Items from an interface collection

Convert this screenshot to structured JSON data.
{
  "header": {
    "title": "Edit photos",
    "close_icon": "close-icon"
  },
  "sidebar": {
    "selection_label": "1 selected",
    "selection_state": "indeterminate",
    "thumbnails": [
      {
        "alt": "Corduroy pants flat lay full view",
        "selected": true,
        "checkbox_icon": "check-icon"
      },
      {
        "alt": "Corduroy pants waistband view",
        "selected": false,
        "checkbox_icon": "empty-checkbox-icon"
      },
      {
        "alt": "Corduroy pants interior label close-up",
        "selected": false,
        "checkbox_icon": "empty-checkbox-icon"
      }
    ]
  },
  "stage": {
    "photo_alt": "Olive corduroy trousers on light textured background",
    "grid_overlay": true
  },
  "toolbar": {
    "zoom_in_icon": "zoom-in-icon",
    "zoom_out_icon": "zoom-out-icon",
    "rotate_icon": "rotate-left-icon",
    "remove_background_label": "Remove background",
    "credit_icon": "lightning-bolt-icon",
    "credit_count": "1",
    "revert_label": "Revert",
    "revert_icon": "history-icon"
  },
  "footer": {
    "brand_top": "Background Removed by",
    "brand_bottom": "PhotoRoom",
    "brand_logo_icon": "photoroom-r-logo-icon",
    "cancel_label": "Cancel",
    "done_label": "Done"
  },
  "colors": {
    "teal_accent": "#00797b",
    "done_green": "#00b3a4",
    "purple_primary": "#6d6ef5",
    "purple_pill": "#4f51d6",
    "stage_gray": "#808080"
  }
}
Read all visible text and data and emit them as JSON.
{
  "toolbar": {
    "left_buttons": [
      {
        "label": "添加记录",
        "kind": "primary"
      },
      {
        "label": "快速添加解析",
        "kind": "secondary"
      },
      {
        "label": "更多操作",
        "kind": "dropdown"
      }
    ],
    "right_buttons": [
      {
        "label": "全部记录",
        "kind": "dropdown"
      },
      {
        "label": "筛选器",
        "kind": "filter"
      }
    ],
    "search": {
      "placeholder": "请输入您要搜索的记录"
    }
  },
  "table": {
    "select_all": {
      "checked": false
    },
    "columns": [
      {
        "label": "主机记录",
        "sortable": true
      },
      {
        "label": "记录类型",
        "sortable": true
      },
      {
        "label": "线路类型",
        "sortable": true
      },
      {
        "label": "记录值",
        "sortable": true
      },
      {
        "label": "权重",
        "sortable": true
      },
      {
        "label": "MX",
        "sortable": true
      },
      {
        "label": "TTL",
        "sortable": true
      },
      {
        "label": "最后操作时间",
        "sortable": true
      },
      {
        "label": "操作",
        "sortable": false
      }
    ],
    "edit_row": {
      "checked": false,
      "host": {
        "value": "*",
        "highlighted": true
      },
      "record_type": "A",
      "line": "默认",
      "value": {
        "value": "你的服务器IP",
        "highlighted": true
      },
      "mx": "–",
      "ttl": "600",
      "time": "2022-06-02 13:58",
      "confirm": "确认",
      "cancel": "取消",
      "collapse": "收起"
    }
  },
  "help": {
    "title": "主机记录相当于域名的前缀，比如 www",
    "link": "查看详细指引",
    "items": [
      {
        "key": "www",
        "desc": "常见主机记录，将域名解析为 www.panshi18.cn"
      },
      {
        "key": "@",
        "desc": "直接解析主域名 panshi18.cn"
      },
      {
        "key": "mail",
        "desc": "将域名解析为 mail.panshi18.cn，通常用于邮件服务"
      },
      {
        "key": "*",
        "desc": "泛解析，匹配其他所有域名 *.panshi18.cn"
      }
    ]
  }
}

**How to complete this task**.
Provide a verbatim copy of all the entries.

**Result of the task**.
Convert this screenshot to structured JSON data.
{
  "header": {
    "title": "Edit photos",
    "close_icon": "close-icon"
  },
  "sidebar": {
    "selection_label": "1 selected",
    "selection_state": "indeterminate",
    "thumbnails": [
      {
        "alt": "Corduroy pants flat lay full view",
        "selected": true,
        "checkbox_icon": "check-icon"
      },
      {
        "alt": "Corduroy pants waistband view",
        "selected": false,
        "checkbox_icon": "empty-checkbox-icon"
      },
      {
        "alt": "Corduroy pants interior label close-up",
        "selected": false,
        "checkbox_icon": "empty-checkbox-icon"
      }
    ]
  },
  "stage": {
    "photo_alt": "Olive corduroy trousers on light textured background",
    "grid_overlay": true
  },
  "toolbar": {
    "zoom_in_icon": "zoom-in-icon",
    "zoom_out_icon": "zoom-out-icon",
    "rotate_icon": "rotate-left-icon",
    "remove_background_label": "Remove background",
    "credit_icon": "lightning-bolt-icon",
    "credit_count": "1",
    "revert_label": "Revert",
    "revert_icon": "history-icon"
  },
  "footer": {
    "brand_top": "Background Removed by",
    "brand_bottom": "PhotoRoom",
    "brand_logo_icon": "photoroom-r-logo-icon",
    "cancel_label": "Cancel",
    "done_label": "Done"
  },
  "colors": {
    "teal_accent": "#00797b",
    "done_green": "#00b3a4",
    "purple_primary": "#6d6ef5",
    "purple_pill": "#4f51d6",
    "stage_gray": "#808080"
  }
}
Read all visible text and data and emit them as JSON.
{
  "toolbar": {
    "left_buttons": [
      {
        "label": "添加记录",
        "kind": "primary"
      },
      {
        "label": "快速添加解析",
        "kind": "secondary"
      },
      {
        "label": "更多操作",
        "kind": "dropdown"
      }
    ],
    "right_buttons": [
      {
        "label": "全部记录",
        "kind": "dropdown"
      },
      {
        "label": "筛选器",
        "kind": "filter"
      }
    ],
    "search": {
      "placeholder": "请输入您要搜索的记录"
    }
  },
  "table": {
    "select_all": {
      "checked": false
    },
    "columns": [
      {
        "label": "主机记录",
        "sortable": true
      },
      {
        "label": "记录类型",
        "sortable": true
      },
      {
        "label": "线路类型",
        "sortable": true
      },
      {
        "label": "记录值",
        "sortable": true
      },
      {
        "label": "权重",
        "sortable": true
      },
      {
        "label": "MX",
        "sortable": true
      },
      {
        "label": "TTL",
        "sortable": true
      },
      {
        "label": "最后操作时间",
        "sortable": true
      },
      {
        "label": "操作",
        "sortable": false
      }
    ],
    "edit_row": {
      "checked": false,
      "host": {
        "value": "*",
        "highlighted": true
      },
      "record_type": "A",
      "line": "默认",
      "value": {
        "value": "你的服务器IP",
        "highlighted": true
      },
      "mx": "–",
      "ttl": "600",
      "time": "2022-06-02 13:58",
      "confirm": "确认",
      "cancel": "取消",
      "collapse": "收起"
    }
  },
  "help": {
    "title": "主机记录相当于域名的前缀，比如 www",
    "link": "查看详细指引",
    "items": [
      {
        "key": "www",
        "desc": "常见主机记录，将域名解析为 www.panshi18.cn"
      },
      {
        "key": "@",
        "desc": "直接解析主域名 panshi18.cn"
      },
      {
        "key": "mail",
        "desc": "将域名解析为 mail.panshi18.cn，通常用于邮件服务"
      },
      {
        "key": "*",
        "desc": "泛解析，匹配其他所有域名 *.panshi18.cn"
      }
    ]
  }
}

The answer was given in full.